With Bitcoin racing through the charts, many people are wondering if and how to get in on the action. In 2017, we heard stories of people selling their houses and going all in on Bitcoin, and losing everything in the end.
Now, again, when you scour the web, you’ll come across lots of videos and testimonials of people going all in on Bitcoin. We’d like to warn against this.
Bitcoin has absolutely changed since 2017, as we’ve recently explained in detail in a research paper on Bitcoin, and while there is always a risk of a mass sell-off, there is now considerably more support for Bitcoin and we do expect any large price drop to be met with committed investors buying the dip.
However, irrespective of how the market develops over the short term, in this article we want to talk about how you can build a position in Bitcoin that should generate a good outcome in the long term – provided that Bitcoin will be successful in the long run, and assuming this belief is your basic premise as a long term investor.
When it comes to investing in Bitcoin, perhaps it’s better to think of it as a long term process, where buying into the coin is done over a longer period of time. It’s all about balancing your overall portfolio, deciding on the risk you’re willing to take, and the amount of capital at your disposal.
Bitcoin’s price moves a lot, not just because people are emotional about bitcoin, but more importantly because different participants apply different strategies – or in some cases no strategy at all.

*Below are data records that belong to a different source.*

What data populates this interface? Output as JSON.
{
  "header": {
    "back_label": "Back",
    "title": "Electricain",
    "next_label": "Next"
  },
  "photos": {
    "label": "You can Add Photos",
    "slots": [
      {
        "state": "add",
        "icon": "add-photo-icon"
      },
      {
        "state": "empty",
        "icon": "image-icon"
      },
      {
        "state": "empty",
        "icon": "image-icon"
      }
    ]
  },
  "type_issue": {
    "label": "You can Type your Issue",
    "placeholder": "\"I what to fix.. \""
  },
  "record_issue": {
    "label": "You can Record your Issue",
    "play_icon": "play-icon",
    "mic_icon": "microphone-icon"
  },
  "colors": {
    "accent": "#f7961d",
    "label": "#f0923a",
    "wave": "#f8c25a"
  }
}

We are often presented with a choice between HODLing, hedging, trend trading and breakout trading. But as with all investment strategies, diversification is key and that also applies to your methodology.
For example, if you have decided to put 25% of your overall holdings into investments, and say 5% in total is allocated to bitcoin, one way to build up compound is to faithfully deposit 5% of your disposable income into Bitcoin. An option could be to be relatively agnostic about the price and simply buy on a fixed day or you pick a good moment in, say, a three day window. This way, your entry price averages out over the year, giving you a solid basis for growth – assuming once again that Bitcoin has a successful future ahead.

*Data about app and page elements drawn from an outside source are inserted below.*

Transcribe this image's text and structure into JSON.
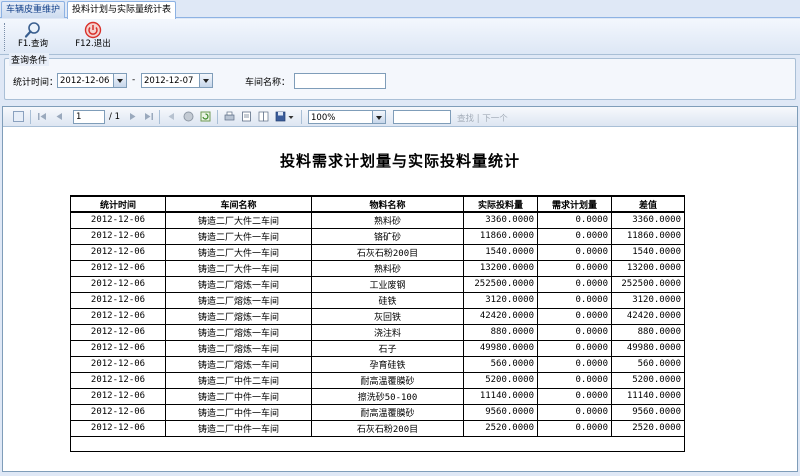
{
  "tabs": [
    {
      "label": "车辆皮重维护"
    },
    {
      "label": "投料计划与实际量统计表"
    }
  ],
  "toolbar": {
    "query_label": "F1.查询",
    "exit_label": "F12.退出"
  },
  "query": {
    "legend": "查询条件",
    "date_label": "统计时间：",
    "date_from": "2012-12-06",
    "date_sep": "-",
    "date_to": "2012-12-07",
    "workshop_label": "车间名称：",
    "workshop_value": ""
  },
  "viewer": {
    "page_value": "1",
    "page_total": "/ 1",
    "zoom": "100%",
    "find_value": "",
    "find_label": "查找 | 下一个"
  },
  "report": {
    "title": "投料需求计划量与实际投料量统计",
    "columns": [
      "统计时间",
      "车间名称",
      "物料名称",
      "实际投料量",
      "需求计划量",
      "差值"
    ],
    "rows": [
      [
        "2012-12-06",
        "铸造二厂大件二车间",
        "熟料砂",
        "3360.0000",
        "0.0000",
        "3360.0000"
      ],
      [
        "2012-12-06",
        "铸造二厂大件一车间",
        "铬矿砂",
        "11860.0000",
        "0.0000",
        "11860.0000"
      ],
      [
        "2012-12-06",
        "铸造二厂大件一车间",
        "石灰石粉200目",
        "1540.0000",
        "0.0000",
        "1540.0000"
      ],
      [
        "2012-12-06",
        "铸造二厂大件一车间",
        "熟料砂",
        "13200.0000",
        "0.0000",
        "13200.0000"
      ],
      [
        "2012-12-06",
        "铸造二厂熔炼一车间",
        "工业废钢",
        "252500.0000",
        "0.0000",
        "252500.0000"
      ],
      [
        "2012-12-06",
        "铸造二厂熔炼一车间",
        "硅铁",
        "3120.0000",
        "0.0000",
        "3120.0000"
      ],
      [
        "2012-12-06",
        "铸造二厂熔炼一车间",
        "灰回铁",
        "42420.0000",
        "0.0000",
        "42420.0000"
      ],
      [
        "2012-12-06",
        "铸造二厂熔炼一车间",
        "浇注料",
        "880.0000",
        "0.0000",
        "880.0000"
      ],
      [
        "2012-12-06",
        "铸造二厂熔炼一车间",
        "石子",
        "49980.0000",
        "0.0000",
        "49980.0000"
      ],
      [
        "2012-12-06",
        "铸造二厂熔炼一车间",
        "孕育硅铁",
        "560.0000",
        "0.0000",
        "560.0000"
      ],
      [
        "2012-12-06",
        "铸造二厂中件二车间",
        "耐高温覆膜砂",
        "5200.0000",
        "0.0000",
        "5200.0000"
      ],
      [
        "2012-12-06",
        "铸造二厂中件一车间",
        "擦洗砂50-100",
        "11140.0000",
        "0.0000",
        "11140.0000"
      ],
      [
        "2012-12-06",
        "铸造二厂中件一车间",
        "耐高温覆膜砂",
        "9560.0000",
        "0.0000",
        "9560.0000"
      ],
      [
        "2012-12-06",
        "铸造二厂中件一车间",
        "石灰石粉200目",
        "2520.0000",
        "0.0000",
        "2520.0000"
      ]
    ]
  },
  "colors": {
    "accent": "#15428b",
    "exit_red": "#d9302a",
    "tab_border": "#8db2e3"
  }
}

The bitcoin you hold can be held in cold storage or you can place it in a savings product on AAX, where you can accrue an interest on your Bitcoin holdings every minute.
Hedging and Trend Trading with Futures
In addition to this, you could potentially allocate a percentage to futures trading.
When Bitcoin is in trouble, and on a downtrend, placing some bitcoin into a low leverage short position, might compensate for the downtrend, yielding more Bitcoin on the way down. Likewise, during an uptrend, a low leveraged long position might amplify profits.
Learn how to trade futures here.
This process becomes even more interesting once you start diversifying across cryptocurrencies. Correlation between Bitcoin and Ethereum is quite high, but could be a way to share risk across protocols, and in addition, allocating a small portion to less popular coins – like penny stocks – might add some extra power to your crypto portfolio.
The key to trading is not about making as much money as possible in the shortest amount of time. The first priority is capital preservation: how do you make sure that if one market crashes or one industry suffers, you don’t lose you house? And secondly, it’s about growing your capital steadily.
Bitcoin is becoming increasingly popular and we do believe it is worth considering as part of a way to hedge against inflation and turmoil, but now that the market is changing, institutions are getting involved and Bitcoin is coming to its proper place in global finance, it’s time to upgrade our trading habits and demonstrate true (and lasting) ownership.